The popular talk show 90 Minutes set aside two full episodes for discussion of the case with El-Sayyed’s family, in which anonymous callers donated money to the deceased’s family.
International media outlets criticized the Egyptian press for focusing on the “Saudi angle” of this case while dozens of people are killed each year in similar incidents
ARRESTED, 50 people before a Kifaya-organized protest against the abolition of ration cards in Downtown Cairo. Those arrested, mostly journalists and members of Kifaya, were held in state security trucks and had their mobile phones and other personal items confiscated. Their personal information was also documented. Seventy-year-old George Ishaak, former leader of Kifaya, was driven out to the desert and left to make his own way home. (EK)
DIED, four Egyptian women from bird flu, bringing the total number of dead to 19, and infections to 43. The deaths are the first flu-related fatalities recorded in Egypt in the last six months. Bird flu has claimed the lives of 210 people worldwide. (EK)

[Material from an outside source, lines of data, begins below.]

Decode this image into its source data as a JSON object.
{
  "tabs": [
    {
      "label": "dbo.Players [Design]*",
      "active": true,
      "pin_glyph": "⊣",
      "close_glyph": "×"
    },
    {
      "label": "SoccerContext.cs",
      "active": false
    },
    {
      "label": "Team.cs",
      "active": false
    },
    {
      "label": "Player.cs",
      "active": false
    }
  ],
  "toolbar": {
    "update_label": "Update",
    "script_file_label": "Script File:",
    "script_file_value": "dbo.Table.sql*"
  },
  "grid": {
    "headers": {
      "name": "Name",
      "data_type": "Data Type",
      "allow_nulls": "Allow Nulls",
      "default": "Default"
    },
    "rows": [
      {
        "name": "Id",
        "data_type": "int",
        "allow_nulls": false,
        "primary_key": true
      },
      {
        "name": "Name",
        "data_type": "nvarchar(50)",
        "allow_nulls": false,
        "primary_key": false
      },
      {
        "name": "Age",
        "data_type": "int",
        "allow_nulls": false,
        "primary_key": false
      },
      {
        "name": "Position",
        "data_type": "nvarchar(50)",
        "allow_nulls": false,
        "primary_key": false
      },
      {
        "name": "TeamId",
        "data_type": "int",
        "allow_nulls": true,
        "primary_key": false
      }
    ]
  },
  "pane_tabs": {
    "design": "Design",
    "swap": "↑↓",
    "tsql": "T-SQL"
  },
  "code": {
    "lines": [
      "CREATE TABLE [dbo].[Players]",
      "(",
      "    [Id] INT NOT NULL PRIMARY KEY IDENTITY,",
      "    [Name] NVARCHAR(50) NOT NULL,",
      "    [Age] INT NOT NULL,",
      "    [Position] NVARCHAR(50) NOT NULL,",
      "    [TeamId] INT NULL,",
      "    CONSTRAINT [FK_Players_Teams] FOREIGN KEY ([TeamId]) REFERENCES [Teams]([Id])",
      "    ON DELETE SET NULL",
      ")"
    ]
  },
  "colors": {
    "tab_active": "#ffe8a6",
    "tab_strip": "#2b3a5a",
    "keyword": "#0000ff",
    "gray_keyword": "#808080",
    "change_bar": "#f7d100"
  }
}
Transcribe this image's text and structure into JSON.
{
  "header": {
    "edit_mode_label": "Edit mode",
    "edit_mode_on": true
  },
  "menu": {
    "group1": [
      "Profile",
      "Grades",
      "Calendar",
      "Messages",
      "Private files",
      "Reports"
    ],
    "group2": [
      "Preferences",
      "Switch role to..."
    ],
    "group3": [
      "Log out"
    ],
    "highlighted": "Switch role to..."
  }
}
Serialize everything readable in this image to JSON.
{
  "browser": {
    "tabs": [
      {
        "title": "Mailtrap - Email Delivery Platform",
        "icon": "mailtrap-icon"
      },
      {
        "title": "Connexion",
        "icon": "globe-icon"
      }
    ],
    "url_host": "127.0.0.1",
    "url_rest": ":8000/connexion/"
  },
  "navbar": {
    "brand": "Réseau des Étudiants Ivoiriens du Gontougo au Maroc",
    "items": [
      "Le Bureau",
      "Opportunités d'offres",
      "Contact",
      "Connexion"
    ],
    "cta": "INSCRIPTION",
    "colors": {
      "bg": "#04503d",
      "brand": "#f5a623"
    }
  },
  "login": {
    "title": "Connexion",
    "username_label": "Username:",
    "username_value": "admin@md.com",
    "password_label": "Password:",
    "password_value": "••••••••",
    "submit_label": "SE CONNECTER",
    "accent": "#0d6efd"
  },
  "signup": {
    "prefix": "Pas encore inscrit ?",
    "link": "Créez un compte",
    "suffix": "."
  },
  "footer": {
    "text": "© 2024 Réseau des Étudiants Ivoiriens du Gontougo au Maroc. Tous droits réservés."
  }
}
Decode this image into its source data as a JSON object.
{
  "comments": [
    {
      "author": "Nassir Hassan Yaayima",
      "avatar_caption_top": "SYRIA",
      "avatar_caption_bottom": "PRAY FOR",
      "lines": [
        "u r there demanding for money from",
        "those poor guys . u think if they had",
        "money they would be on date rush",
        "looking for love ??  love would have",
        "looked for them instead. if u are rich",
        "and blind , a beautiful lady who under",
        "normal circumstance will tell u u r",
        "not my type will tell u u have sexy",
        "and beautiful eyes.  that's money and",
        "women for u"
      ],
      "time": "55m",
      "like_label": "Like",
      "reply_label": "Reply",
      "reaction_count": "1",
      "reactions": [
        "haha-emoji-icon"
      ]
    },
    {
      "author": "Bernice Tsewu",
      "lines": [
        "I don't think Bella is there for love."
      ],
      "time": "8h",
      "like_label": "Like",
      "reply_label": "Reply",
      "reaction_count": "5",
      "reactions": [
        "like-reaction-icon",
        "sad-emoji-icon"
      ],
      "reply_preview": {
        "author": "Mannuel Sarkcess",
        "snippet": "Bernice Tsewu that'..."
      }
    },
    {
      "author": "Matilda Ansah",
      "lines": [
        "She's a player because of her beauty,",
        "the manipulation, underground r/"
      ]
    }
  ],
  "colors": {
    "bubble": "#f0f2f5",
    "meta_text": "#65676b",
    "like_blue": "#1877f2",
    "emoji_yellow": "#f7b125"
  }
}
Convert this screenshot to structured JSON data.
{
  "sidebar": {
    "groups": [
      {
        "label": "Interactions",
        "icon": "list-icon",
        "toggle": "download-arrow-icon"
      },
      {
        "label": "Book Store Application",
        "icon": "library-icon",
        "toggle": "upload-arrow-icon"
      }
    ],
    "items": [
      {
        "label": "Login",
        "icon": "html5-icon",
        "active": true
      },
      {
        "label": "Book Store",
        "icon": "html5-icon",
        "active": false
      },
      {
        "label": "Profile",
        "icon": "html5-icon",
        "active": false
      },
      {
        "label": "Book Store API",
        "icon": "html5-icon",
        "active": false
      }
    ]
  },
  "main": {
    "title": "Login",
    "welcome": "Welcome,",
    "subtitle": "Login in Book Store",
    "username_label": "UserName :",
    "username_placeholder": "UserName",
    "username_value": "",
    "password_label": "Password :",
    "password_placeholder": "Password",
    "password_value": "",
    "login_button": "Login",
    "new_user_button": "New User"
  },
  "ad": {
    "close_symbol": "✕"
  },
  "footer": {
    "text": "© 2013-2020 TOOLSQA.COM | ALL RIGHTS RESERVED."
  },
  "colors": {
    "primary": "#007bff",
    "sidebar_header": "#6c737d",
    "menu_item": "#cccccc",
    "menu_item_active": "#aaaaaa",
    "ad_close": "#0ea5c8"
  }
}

SENTENCED, two policemen and a police major to one and five years respectively for the torture of an Egyptian parking attendant. Yosri Ahmed Essa, the police major, forced the victim to wear female underwear and paraded him along a busy street in Alexandria in April 2007. His crime? Asking the police major to move his car in order to allow others to enter the parking lot. (EK)
FOUND, the remains of at least 10 Egyptians in a single grave in the Sinai Peninsula by a man digging the foundation for a new house in the town of Sheikh Zuwayyed, about 15 kilometers from Egypt’s border with the Gaza Strip. Authorities believe they were soldiers killed in one of Egypt’s wars with Israel. (EK)
ATTACKED, the Abo Fana Monastery in Malawi City in Minya, destroying eight hermitages and injuring a monk. Allegedly attacked by 20 armed Muslims, the monks have not filed a complaint, claiming that they filed an earlier complaint against the leader of the attack to no avail. Former MP Gamil Sevene, head of the Association of Coptic Youth Cooperatives, was quoted in the local press as saying that this was not a sectarian incident but a land dispute. (EK).